*WHAT THE EXERCISE ASKS*. Each of the lines below must be written out exactly as shown.

*EXERCISE DATA*.
_ _ _ _ _ _ _

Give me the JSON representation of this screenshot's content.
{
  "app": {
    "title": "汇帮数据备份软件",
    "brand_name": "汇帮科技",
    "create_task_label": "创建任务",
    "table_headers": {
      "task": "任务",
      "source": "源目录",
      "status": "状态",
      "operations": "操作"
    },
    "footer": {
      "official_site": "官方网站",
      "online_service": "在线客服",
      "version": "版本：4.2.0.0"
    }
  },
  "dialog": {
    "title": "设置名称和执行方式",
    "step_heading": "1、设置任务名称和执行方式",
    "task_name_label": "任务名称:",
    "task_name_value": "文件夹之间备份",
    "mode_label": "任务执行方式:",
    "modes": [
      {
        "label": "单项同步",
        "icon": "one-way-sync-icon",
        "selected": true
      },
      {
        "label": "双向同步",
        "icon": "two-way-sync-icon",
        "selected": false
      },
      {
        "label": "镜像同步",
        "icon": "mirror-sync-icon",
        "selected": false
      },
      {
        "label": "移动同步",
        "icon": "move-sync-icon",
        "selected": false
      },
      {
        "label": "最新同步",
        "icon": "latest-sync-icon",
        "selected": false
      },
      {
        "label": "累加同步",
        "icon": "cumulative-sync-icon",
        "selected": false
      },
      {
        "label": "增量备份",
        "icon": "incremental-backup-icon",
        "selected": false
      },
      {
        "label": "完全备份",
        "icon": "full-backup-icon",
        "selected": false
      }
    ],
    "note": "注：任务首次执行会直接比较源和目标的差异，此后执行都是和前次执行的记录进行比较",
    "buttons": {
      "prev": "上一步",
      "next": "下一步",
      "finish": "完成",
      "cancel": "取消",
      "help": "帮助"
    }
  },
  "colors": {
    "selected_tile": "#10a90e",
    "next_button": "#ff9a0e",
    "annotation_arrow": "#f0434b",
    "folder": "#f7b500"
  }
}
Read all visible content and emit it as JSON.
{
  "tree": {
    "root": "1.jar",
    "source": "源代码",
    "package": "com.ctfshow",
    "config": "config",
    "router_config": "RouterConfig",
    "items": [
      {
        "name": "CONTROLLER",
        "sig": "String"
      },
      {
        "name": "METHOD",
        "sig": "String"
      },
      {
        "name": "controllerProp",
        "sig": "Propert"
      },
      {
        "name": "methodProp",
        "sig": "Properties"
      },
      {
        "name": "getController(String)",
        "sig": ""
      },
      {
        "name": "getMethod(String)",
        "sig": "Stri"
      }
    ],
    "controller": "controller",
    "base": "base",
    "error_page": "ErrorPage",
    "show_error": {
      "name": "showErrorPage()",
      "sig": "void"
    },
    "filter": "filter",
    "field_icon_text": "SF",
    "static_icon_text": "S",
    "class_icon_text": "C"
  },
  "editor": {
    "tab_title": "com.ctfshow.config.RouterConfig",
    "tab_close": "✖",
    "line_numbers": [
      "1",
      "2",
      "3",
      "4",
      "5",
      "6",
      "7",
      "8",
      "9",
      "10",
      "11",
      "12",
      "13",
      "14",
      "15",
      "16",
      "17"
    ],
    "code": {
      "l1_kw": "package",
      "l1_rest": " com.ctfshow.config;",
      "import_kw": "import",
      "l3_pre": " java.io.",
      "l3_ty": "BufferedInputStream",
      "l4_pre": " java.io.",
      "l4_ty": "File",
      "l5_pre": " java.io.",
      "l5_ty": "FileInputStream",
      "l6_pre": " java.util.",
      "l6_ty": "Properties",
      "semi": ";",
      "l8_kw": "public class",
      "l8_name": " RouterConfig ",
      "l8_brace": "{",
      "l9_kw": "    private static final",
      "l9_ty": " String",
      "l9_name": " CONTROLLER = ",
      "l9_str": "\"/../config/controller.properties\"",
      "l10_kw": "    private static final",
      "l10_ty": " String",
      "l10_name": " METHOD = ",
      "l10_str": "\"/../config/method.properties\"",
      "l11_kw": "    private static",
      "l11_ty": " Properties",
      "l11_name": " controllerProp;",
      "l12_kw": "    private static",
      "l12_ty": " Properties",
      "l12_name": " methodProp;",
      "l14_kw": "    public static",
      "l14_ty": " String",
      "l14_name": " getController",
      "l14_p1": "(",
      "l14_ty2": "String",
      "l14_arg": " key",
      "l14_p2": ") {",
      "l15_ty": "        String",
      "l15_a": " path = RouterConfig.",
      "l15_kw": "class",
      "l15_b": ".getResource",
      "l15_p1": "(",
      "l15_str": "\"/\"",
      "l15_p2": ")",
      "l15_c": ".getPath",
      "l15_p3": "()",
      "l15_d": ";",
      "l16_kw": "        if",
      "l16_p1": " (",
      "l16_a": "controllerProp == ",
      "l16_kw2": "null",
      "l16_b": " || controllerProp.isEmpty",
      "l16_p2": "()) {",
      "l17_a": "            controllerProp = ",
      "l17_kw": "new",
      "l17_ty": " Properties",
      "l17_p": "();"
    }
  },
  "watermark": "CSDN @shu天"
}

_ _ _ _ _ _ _

*EXERCISE RESPONSE*.
Give me the JSON representation of this screenshot's content.
{
  "app": {
    "title": "汇帮数据备份软件",
    "brand_name": "汇帮科技",
    "create_task_label": "创建任务",
    "table_headers": {
      "task": "任务",
      "source": "源目录",
      "status": "状态",
      "operations": "操作"
    },
    "footer": {
      "official_site": "官方网站",
      "online_service": "在线客服",
      "version": "版本：4.2.0.0"
    }
  },
  "dialog": {
    "title": "设置名称和执行方式",
    "step_heading": "1、设置任务名称和执行方式",
    "task_name_label": "任务名称:",
    "task_name_value": "文件夹之间备份",
    "mode_label": "任务执行方式:",
    "modes": [
      {
        "label": "单项同步",
        "icon": "one-way-sync-icon",
        "selected": true
      },
      {
        "label": "双向同步",
        "icon": "two-way-sync-icon",
        "selected": false
      },
      {
        "label": "镜像同步",
        "icon": "mirror-sync-icon",
        "selected": false
      },
      {
        "label": "移动同步",
        "icon": "move-sync-icon",
        "selected": false
      },
      {
        "label": "最新同步",
        "icon": "latest-sync-icon",
        "selected": false
      },
      {
        "label": "累加同步",
        "icon": "cumulative-sync-icon",
        "selected": false
      },
      {
        "label": "增量备份",
        "icon": "incremental-backup-icon",
        "selected": false
      },
      {
        "label": "完全备份",
        "icon": "full-backup-icon",
        "selected": false
      }
    ],
    "note": "注：任务首次执行会直接比较源和目标的差异，此后执行都是和前次执行的记录进行比较",
    "buttons": {
      "prev": "上一步",
      "next": "下一步",
      "finish": "完成",
      "cancel": "取消",
      "help": "帮助"
    }
  },
  "colors": {
    "selected_tile": "#10a90e",
    "next_button": "#ff9a0e",
    "annotation_arrow": "#f0434b",
    "folder": "#f7b500"
  }
}
Read all visible content and emit it as JSON.
{
  "tree": {
    "root": "1.jar",
    "source": "源代码",
    "package": "com.ctfshow",
    "config": "config",
    "router_config": "RouterConfig",
    "items": [
      {
        "name": "CONTROLLER",
        "sig": "String"
      },
      {
        "name": "METHOD",
        "sig": "String"
      },
      {
        "name": "controllerProp",
        "sig": "Propert"
      },
      {
        "name": "methodProp",
        "sig": "Properties"
      },
      {
        "name": "getController(String)",
        "sig": ""
      },
      {
        "name": "getMethod(String)",
        "sig": "Stri"
      }
    ],
    "controller": "controller",
    "base": "base",
    "error_page": "ErrorPage",
    "show_error": {
      "name": "showErrorPage()",
      "sig": "void"
    },
    "filter": "filter",
    "field_icon_text": "SF",
    "static_icon_text": "S",
    "class_icon_text": "C"
  },
  "editor": {
    "tab_title": "com.ctfshow.config.RouterConfig",
    "tab_close": "✖",
    "line_numbers": [
      "1",
      "2",
      "3",
      "4",
      "5",
      "6",
      "7",
      "8",
      "9",
      "10",
      "11",
      "12",
      "13",
      "14",
      "15",
      "16",
      "17"
    ],
    "code": {
      "l1_kw": "package",
      "l1_rest": " com.ctfshow.config;",
      "import_kw": "import",
      "l3_pre": " java.io.",
      "l3_ty": "BufferedInputStream",
      "l4_pre": " java.io.",
      "l4_ty": "File",
      "l5_pre": " java.io.",
      "l5_ty": "FileInputStream",
      "l6_pre": " java.util.",
      "l6_ty": "Properties",
      "semi": ";",
      "l8_kw": "public class",
      "l8_name": " RouterConfig ",
      "l8_brace": "{",
      "l9_kw": "    private static final",
      "l9_ty": " String",
      "l9_name": " CONTROLLER = ",
      "l9_str": "\"/../config/controller.properties\"",
      "l10_kw": "    private static final",
      "l10_ty": " String",
      "l10_name": " METHOD = ",
      "l10_str": "\"/../config/method.properties\"",
      "l11_kw": "    private static",
      "l11_ty": " Properties",
      "l11_name": " controllerProp;",
      "l12_kw": "    private static",
      "l12_ty": " Properties",
      "l12_name": " methodProp;",
      "l14_kw": "    public static",
      "l14_ty": " String",
      "l14_name": " getController",
      "l14_p1": "(",
      "l14_ty2": "String",
      "l14_arg": " key",
      "l14_p2": ") {",
      "l15_ty": "        String",
      "l15_a": " path = RouterConfig.",
      "l15_kw": "class",
      "l15_b": ".getResource",
      "l15_p1": "(",
      "l15_str": "\"/\"",
      "l15_p2": ")",
      "l15_c": ".getPath",
      "l15_p3": "()",
      "l15_d": ";",
      "l16_kw": "        if",
      "l16_p1": " (",
      "l16_a": "controllerProp == ",
      "l16_kw2": "null",
      "l16_b": " || controllerProp.isEmpty",
      "l16_p2": "()) {",
      "l17_a": "            controllerProp = ",
      "l17_kw": "new",
      "l17_ty": " Properties",
      "l17_p": "();"
    }
  },
  "watermark": "CSDN @shu天"
}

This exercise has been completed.